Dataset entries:
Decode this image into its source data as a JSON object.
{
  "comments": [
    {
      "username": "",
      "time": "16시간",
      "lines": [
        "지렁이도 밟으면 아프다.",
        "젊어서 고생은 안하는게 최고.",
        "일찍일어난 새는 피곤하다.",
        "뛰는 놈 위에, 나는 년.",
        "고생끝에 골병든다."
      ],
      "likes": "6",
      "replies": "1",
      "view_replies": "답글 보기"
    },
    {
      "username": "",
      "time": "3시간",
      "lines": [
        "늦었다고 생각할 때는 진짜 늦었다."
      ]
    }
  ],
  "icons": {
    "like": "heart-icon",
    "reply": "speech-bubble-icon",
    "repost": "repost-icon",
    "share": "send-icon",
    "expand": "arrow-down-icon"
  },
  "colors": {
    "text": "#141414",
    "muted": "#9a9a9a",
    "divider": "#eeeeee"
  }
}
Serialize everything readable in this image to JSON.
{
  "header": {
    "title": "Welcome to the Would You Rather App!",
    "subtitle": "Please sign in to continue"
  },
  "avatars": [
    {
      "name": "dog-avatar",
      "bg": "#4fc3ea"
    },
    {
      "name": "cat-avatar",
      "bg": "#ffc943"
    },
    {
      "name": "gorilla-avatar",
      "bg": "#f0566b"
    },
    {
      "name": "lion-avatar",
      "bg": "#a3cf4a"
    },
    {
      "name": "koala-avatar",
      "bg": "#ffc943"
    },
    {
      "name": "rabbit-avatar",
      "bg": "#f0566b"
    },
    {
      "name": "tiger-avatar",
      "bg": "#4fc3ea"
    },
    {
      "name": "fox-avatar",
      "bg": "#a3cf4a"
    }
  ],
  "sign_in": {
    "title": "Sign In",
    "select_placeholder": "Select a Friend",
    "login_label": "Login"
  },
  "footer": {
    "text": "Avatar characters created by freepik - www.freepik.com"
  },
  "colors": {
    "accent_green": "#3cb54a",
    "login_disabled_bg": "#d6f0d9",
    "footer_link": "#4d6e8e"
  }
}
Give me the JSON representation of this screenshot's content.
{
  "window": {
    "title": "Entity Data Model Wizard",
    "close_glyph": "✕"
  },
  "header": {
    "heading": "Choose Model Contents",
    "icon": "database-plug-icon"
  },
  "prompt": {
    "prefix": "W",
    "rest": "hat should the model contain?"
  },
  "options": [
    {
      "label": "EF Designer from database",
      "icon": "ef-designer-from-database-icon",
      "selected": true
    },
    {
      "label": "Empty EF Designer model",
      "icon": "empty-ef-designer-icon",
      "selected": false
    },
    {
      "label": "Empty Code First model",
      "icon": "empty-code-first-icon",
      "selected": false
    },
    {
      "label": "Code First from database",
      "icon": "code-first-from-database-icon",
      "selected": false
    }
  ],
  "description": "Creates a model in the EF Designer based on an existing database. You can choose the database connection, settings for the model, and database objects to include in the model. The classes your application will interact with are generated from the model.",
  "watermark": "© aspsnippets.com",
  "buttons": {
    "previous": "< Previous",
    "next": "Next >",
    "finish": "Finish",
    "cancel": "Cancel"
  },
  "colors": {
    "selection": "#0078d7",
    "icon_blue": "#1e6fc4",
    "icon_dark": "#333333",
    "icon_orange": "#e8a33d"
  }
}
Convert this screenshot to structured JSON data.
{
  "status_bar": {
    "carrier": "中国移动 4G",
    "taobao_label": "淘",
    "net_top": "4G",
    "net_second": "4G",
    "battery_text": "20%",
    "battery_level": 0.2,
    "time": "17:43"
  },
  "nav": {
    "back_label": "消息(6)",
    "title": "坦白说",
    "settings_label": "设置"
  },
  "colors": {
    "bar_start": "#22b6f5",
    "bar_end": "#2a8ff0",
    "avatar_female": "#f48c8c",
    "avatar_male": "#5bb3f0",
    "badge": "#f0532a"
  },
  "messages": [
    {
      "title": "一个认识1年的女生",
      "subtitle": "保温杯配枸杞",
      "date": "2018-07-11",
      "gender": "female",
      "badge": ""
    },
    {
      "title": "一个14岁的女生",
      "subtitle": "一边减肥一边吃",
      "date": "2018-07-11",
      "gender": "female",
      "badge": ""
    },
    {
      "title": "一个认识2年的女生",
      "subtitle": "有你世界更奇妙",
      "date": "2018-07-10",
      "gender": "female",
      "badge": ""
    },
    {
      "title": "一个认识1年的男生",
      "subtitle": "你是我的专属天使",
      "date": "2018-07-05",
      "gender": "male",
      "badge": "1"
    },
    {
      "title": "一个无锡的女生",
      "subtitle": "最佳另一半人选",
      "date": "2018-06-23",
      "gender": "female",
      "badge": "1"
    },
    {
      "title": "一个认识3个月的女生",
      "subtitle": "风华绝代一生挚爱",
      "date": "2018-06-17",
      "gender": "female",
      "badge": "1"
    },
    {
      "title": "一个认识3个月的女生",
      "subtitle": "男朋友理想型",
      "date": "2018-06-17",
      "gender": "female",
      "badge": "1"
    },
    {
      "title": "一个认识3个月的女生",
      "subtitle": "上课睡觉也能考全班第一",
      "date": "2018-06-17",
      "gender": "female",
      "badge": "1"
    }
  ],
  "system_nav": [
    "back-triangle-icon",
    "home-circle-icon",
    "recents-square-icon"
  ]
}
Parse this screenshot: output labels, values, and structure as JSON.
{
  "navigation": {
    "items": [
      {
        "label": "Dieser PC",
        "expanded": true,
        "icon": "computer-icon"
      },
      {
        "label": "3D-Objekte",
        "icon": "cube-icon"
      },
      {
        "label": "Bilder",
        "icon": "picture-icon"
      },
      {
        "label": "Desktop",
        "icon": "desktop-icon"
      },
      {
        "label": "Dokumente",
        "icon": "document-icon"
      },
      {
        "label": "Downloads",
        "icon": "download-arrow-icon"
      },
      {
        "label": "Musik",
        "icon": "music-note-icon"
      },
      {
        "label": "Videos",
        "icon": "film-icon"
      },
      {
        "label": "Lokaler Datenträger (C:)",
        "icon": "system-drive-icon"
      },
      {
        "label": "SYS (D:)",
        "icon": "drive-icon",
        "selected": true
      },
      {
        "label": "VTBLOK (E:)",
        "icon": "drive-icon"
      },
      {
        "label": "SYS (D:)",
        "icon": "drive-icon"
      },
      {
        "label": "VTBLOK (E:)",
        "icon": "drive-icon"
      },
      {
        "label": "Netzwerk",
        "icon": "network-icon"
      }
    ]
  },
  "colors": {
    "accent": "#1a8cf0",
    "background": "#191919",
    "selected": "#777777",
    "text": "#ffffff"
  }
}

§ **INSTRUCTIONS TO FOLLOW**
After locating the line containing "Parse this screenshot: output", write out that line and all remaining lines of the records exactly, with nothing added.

§ **ANSWER TO THE EXERCISE**
Parse this screenshot: output labels, values, and structure as JSON.
{
  "navigation": {
    "items": [
      {
        "label": "Dieser PC",
        "expanded": true,
        "icon": "computer-icon"
      },
      {
        "label": "3D-Objekte",
        "icon": "cube-icon"
      },
      {
        "label": "Bilder",
        "icon": "picture-icon"
      },
      {
        "label": "Desktop",
        "icon": "desktop-icon"
      },
      {
        "label": "Dokumente",
        "icon": "document-icon"
      },
      {
        "label": "Downloads",
        "icon": "download-arrow-icon"
      },
      {
        "label": "Musik",
        "icon": "music-note-icon"
      },
      {
        "label": "Videos",
        "icon": "film-icon"
      },
      {
        "label": "Lokaler Datenträger (C:)",
        "icon": "system-drive-icon"
      },
      {
        "label": "SYS (D:)",
        "icon": "drive-icon",
        "selected": true
      },
      {
        "label": "VTBLOK (E:)",
        "icon": "drive-icon"
      },
      {
        "label": "SYS (D:)",
        "icon": "drive-icon"
      },
      {
        "label": "VTBLOK (E:)",
        "icon": "drive-icon"
      },
      {
        "label": "Netzwerk",
        "icon": "network-icon"
      }
    ]
  },
  "colors": {
    "accent": "#1a8cf0",
    "background": "#191919",
    "selected": "#777777",
    "text": "#ffffff"
  }
}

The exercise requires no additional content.